(Data entries)

◆ ◆ ◆ ◆

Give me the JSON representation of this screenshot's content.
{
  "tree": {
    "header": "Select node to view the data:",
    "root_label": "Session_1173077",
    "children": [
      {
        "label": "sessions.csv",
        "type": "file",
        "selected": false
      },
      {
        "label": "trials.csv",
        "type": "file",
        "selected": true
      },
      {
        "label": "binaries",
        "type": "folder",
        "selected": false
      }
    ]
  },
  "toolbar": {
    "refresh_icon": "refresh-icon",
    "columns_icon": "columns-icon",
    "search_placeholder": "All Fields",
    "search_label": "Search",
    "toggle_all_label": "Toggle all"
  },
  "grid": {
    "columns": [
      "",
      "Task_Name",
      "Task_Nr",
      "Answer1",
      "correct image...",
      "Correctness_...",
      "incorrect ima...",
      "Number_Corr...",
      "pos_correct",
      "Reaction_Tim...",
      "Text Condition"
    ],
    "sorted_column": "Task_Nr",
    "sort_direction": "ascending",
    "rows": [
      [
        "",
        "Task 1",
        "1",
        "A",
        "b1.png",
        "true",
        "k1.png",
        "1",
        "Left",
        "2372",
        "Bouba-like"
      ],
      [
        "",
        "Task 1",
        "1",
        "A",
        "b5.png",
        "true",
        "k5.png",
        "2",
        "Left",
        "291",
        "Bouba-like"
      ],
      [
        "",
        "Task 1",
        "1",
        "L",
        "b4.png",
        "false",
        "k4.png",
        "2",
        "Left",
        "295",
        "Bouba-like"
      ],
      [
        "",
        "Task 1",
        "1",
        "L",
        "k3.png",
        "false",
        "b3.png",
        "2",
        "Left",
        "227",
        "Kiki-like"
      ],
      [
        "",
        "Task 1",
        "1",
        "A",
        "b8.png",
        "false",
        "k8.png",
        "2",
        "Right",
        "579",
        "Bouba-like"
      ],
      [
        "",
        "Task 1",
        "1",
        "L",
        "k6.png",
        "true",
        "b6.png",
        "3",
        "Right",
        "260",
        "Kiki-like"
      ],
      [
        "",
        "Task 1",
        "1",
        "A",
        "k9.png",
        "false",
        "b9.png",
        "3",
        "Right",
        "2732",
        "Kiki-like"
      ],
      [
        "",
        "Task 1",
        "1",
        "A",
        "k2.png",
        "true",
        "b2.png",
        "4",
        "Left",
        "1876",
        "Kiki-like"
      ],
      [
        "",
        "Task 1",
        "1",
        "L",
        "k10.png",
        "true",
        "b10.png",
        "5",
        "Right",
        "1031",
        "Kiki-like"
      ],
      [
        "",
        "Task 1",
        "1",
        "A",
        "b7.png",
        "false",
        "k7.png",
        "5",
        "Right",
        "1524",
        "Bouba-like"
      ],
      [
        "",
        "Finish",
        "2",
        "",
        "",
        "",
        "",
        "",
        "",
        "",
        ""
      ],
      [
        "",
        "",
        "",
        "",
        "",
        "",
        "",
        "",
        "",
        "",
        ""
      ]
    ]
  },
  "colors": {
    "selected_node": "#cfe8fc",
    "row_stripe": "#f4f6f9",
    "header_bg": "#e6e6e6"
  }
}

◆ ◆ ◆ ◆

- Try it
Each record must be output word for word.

- Answer for the task
Give me the JSON representation of this screenshot's content.
{
  "tree": {
    "header": "Select node to view the data:",
    "root_label": "Session_1173077",
    "children": [
      {
        "label": "sessions.csv",
        "type": "file",
        "selected": false
      },
      {
        "label": "trials.csv",
        "type": "file",
        "selected": true
      },
      {
        "label": "binaries",
        "type": "folder",
        "selected": false
      }
    ]
  },
  "toolbar": {
    "refresh_icon": "refresh-icon",
    "columns_icon": "columns-icon",
    "search_placeholder": "All Fields",
    "search_label": "Search",
    "toggle_all_label": "Toggle all"
  },
  "grid": {
    "columns": [
      "",
      "Task_Name",
      "Task_Nr",
      "Answer1",
      "correct image...",
      "Correctness_...",
      "incorrect ima...",
      "Number_Corr...",
      "pos_correct",
      "Reaction_Tim...",
      "Text Condition"
    ],
    "sorted_column": "Task_Nr",
    "sort_direction": "ascending",
    "rows": [
      [
        "",
        "Task 1",
        "1",
        "A",
        "b1.png",
        "true",
        "k1.png",
        "1",
        "Left",
        "2372",
        "Bouba-like"
      ],
      [
        "",
        "Task 1",
        "1",
        "A",
        "b5.png",
        "true",
        "k5.png",
        "2",
        "Left",
        "291",
        "Bouba-like"
      ],
      [
        "",
        "Task 1",
        "1",
        "L",
        "b4.png",
        "false",
        "k4.png",
        "2",
        "Left",
        "295",
        "Bouba-like"
      ],
      [
        "",
        "Task 1",
        "1",
        "L",
        "k3.png",
        "false",
        "b3.png",
        "2",
        "Left",
        "227",
        "Kiki-like"
      ],
      [
        "",
        "Task 1",
        "1",
        "A",
        "b8.png",
        "false",
        "k8.png",
        "2",
        "Right",
        "579",
        "Bouba-like"
      ],
      [
        "",
        "Task 1",
        "1",
        "L",
        "k6.png",
        "true",
        "b6.png",
        "3",
        "Right",
        "260",
        "Kiki-like"
      ],
      [
        "",
        "Task 1",
        "1",
        "A",
        "k9.png",
        "false",
        "b9.png",
        "3",
        "Right",
        "2732",
        "Kiki-like"
      ],
      [
        "",
        "Task 1",
        "1",
        "A",
        "k2.png",
        "true",
        "b2.png",
        "4",
        "Left",
        "1876",
        "Kiki-like"
      ],
      [
        "",
        "Task 1",
        "1",
        "L",
        "k10.png",
        "true",
        "b10.png",
        "5",
        "Right",
        "1031",
        "Kiki-like"
      ],
      [
        "",
        "Task 1",
        "1",
        "A",
        "b7.png",
        "false",
        "k7.png",
        "5",
        "Right",
        "1524",
        "Bouba-like"
      ],
      [
        "",
        "Finish",
        "2",
        "",
        "",
        "",
        "",
        "",
        "",
        "",
        ""
      ],
      [
        "",
        "",
        "",
        "",
        "",
        "",
        "",
        "",
        "",
        "",
        ""
      ]
    ]
  },
  "colors": {
    "selected_node": "#cfe8fc",
    "row_stripe": "#f4f6f9",
    "header_bg": "#e6e6e6"
  }
}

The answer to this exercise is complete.